Gene Wilder has died. He was 83 years old.
For many of us, Wilder exists in a space only a precious few ever could. It’s a space occupied by artists that effected us at a young age and inspired us to look at the world differently. In a statement from his nephew, it has been revealed that Wilder was suffering from Alzheimer’s disease. When asked why Wilder didn’t go public with the diagnosis, his nephew stated that “the decision to wait until this time to disclose his condition wasn’t vanity, but more so that the countless young children that would smile or call out to him “there’s Willy Wonka,” would not have to be then exposed to an adult referencing illness or trouble and causing delight to travel to worry, disappointment or confusion.”
“He simply couldn’t bear the idea of one less smile in the world.”
Gene Wilder made the world a happier place. In interviews, he has said that the first moment he ever consciously tried to make anyone laugh was shortly after his mother had her first heart attack. He was eight years old at the time. A doctor came to the house and told him, “Don’t ever argue with your mother. You might kill her. Try to make her laugh.” So, he did. The healing power of Wilder’s comedy is consistently present in his body of work. Wilder always played the sad clown to the hilt, managing to perfectly intertwine comedy and tragedy. You can see it in Willy Wonka’s eyes as he walks around his immaculate factory. It’s a perfect world of “pure imagination,” but he has no one to share it with.
Wilder also had a knack for choosing projects that had meaningful comedy in them. Blazing Saddles is a film that would never be made today with quite the same irreverence of the time. In particular, the way the film pokes fun at race relations in America is something that would probably turn off many moviegoers for holding up a mirror to society.

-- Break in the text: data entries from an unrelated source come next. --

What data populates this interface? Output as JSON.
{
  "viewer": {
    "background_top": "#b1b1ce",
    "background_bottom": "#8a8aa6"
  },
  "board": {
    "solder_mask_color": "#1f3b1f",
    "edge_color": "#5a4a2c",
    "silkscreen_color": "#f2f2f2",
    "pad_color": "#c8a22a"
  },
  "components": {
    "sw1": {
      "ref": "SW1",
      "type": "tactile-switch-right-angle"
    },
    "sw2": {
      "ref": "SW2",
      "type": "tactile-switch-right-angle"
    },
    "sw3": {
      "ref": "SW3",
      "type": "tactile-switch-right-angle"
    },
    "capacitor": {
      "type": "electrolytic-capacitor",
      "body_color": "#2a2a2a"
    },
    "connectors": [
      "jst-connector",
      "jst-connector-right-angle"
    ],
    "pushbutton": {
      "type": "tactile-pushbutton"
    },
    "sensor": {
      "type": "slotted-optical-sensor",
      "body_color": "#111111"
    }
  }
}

There are many great performances in his catalogue, but the one that always stuck in the public consciousness was his iconic portrayal of Willy Wonka. His Wonka was the kind of character you simply couldn’t take your eyes off of. There’s a Chaplin-esque physicality to him in that role. It appears in moments such as his descent down the steps into the Chocolate Room or the famous somersault after limping out of his factory. However, my favorite moments of Wilder’s were always when get let himself get quiet, smaller, more intimate. He had an enormous gift for saying so much without saying a thing at all.

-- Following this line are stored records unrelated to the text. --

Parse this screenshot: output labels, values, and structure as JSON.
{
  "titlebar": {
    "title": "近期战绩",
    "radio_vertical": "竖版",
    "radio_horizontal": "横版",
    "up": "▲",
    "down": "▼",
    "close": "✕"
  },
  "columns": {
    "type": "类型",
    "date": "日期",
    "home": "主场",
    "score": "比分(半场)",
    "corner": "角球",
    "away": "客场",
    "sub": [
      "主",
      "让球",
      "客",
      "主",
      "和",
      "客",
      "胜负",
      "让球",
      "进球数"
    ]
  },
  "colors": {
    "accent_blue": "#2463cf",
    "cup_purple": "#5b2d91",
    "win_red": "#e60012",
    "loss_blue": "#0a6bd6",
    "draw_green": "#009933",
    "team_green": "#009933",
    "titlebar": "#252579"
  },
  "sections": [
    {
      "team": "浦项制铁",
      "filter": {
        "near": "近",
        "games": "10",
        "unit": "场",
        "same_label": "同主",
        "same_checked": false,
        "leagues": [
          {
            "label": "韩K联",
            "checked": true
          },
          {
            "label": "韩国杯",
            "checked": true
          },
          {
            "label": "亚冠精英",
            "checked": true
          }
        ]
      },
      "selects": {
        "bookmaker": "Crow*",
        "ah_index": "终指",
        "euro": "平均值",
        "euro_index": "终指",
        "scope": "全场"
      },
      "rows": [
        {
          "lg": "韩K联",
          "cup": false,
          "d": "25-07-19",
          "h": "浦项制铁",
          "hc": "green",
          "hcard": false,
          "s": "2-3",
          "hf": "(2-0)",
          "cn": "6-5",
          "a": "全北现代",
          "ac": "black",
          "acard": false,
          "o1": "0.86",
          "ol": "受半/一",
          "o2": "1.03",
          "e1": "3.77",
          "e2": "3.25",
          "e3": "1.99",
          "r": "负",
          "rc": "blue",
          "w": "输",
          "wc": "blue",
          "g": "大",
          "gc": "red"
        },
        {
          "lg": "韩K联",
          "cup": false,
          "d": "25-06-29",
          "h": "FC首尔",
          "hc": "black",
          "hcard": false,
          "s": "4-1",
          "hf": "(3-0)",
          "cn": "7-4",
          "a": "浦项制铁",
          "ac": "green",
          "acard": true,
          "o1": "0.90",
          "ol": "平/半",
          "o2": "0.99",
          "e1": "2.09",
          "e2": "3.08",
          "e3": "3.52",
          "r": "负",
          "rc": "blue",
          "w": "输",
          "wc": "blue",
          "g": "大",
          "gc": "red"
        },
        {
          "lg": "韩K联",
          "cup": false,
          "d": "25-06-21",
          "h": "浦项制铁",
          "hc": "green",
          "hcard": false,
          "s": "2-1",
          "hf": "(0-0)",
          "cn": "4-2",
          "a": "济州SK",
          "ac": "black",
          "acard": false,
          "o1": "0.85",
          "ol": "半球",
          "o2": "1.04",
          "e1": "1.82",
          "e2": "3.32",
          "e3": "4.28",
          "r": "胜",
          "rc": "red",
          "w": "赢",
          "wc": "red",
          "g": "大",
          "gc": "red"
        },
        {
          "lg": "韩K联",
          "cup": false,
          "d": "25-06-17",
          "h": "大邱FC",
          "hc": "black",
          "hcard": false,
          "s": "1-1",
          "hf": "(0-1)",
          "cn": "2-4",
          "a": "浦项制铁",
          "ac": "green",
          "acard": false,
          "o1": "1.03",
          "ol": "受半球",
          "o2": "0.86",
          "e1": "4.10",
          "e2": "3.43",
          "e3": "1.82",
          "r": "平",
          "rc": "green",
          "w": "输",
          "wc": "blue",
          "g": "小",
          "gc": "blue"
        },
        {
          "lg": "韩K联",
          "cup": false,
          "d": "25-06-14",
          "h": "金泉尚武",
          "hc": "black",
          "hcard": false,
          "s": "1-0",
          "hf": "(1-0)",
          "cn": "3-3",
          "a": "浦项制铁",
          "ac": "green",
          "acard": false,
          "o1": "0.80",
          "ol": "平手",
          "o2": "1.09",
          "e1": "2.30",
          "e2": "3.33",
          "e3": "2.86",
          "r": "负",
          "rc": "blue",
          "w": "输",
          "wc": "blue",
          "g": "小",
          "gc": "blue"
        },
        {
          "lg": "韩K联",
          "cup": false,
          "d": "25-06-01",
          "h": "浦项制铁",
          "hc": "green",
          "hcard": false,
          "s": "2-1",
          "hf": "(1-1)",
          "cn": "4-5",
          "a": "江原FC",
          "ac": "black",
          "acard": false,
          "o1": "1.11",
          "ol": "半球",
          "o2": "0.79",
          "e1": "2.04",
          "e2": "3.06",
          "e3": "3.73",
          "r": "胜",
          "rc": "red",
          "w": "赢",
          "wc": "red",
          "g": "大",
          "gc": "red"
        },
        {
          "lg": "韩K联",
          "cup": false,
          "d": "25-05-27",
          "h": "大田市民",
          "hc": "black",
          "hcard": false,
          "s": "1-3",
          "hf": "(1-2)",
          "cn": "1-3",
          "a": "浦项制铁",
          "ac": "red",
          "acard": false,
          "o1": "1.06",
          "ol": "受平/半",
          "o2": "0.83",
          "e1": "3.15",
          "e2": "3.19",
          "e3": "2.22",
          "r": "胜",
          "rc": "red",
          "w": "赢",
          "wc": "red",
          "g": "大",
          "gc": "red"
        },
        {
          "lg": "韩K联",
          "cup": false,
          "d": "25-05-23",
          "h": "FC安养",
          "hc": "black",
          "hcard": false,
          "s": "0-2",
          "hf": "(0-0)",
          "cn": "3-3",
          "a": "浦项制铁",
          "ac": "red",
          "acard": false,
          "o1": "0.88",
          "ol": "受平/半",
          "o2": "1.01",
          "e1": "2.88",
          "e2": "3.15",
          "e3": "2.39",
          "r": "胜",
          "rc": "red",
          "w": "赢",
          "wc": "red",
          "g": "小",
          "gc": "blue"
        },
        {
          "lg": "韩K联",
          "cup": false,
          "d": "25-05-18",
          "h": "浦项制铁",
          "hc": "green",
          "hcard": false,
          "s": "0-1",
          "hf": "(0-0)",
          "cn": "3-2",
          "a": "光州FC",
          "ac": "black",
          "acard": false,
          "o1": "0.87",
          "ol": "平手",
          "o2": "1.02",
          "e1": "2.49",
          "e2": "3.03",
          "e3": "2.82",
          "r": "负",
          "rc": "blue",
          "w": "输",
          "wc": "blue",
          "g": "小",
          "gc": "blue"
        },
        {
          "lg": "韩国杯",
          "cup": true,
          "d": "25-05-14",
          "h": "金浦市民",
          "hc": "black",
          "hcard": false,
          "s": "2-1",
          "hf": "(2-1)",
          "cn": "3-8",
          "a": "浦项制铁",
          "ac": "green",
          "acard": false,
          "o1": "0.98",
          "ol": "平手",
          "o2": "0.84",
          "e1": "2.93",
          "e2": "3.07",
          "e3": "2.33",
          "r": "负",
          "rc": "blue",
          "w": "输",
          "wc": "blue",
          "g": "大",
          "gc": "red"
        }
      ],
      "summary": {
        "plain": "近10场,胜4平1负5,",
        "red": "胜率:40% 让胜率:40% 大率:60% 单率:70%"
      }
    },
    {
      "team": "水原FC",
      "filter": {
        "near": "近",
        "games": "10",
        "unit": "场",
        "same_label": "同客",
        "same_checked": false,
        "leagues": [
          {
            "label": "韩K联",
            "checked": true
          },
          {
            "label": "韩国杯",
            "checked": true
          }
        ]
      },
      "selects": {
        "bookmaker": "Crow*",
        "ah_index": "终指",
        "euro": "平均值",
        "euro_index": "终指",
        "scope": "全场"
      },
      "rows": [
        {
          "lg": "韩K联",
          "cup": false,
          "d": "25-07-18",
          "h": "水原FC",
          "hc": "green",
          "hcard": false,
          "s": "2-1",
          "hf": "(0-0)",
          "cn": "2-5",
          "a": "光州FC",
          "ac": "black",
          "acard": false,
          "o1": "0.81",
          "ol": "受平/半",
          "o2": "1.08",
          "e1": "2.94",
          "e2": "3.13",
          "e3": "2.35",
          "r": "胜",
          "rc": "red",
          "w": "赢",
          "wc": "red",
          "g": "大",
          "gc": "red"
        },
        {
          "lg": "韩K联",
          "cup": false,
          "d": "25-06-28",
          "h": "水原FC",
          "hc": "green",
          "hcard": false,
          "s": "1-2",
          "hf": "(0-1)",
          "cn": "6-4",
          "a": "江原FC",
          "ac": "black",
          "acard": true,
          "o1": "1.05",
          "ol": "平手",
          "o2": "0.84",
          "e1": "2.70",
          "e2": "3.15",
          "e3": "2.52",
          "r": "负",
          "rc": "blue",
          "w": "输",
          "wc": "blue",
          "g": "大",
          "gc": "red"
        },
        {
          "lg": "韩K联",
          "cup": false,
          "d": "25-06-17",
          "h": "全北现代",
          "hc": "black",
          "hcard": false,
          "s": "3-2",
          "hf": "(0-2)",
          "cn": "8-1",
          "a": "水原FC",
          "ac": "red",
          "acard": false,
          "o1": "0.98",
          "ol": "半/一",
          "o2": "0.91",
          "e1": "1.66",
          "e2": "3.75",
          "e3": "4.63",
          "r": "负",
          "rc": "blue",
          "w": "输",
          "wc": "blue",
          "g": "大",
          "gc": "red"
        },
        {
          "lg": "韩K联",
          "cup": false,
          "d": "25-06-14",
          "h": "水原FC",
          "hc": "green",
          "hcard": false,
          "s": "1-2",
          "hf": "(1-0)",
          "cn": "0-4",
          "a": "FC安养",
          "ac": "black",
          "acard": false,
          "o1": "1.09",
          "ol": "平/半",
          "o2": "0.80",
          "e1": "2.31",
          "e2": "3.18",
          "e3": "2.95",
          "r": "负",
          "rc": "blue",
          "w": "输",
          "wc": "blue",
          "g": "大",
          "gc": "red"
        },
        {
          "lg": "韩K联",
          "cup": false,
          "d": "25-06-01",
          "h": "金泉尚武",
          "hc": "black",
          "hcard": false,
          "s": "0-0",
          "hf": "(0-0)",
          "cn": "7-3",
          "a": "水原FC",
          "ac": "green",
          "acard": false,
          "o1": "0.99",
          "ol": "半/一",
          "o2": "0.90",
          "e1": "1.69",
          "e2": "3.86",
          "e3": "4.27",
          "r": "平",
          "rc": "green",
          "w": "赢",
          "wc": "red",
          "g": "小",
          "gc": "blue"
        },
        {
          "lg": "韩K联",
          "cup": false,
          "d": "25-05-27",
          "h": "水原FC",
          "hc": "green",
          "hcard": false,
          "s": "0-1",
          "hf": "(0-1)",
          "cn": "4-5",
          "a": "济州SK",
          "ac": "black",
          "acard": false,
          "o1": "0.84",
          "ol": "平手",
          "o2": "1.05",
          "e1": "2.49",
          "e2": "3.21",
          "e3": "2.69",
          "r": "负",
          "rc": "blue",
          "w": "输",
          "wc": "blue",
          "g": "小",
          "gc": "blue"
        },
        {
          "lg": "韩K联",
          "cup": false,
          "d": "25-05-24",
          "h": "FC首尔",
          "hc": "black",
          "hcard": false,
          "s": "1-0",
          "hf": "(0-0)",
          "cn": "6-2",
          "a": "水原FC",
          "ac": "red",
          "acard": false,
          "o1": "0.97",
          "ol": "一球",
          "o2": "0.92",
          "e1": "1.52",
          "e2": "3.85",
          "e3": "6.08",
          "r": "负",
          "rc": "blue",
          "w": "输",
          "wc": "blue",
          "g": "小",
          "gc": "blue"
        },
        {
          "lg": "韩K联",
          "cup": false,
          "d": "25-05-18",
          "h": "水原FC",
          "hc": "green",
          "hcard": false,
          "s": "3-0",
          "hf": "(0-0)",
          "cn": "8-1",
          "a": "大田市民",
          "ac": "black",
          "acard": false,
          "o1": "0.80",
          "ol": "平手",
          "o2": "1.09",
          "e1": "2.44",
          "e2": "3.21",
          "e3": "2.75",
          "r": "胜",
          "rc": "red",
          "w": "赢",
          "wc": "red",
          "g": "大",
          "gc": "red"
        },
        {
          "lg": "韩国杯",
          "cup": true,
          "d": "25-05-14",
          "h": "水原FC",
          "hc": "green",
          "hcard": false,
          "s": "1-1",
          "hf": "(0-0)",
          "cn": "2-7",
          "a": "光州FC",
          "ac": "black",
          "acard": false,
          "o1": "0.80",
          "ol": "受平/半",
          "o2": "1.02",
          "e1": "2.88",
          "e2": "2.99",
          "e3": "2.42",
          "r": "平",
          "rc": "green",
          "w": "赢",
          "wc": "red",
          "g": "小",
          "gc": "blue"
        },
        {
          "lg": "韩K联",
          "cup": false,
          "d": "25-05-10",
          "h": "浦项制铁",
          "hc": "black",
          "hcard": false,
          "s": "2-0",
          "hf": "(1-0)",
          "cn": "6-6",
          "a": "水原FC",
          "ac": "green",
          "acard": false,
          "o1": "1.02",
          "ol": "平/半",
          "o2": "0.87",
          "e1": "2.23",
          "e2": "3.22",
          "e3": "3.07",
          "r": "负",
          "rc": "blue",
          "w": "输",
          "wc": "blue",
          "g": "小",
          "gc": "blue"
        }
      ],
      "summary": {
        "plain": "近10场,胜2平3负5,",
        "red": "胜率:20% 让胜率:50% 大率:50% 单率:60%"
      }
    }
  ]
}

Wilder will be missed greatly. Whether it was his madcap performance as Frederick Frankenstein or his live-wire energy as Leo Bloom in The Producers, he has left a body of work to be cherished by generations to come.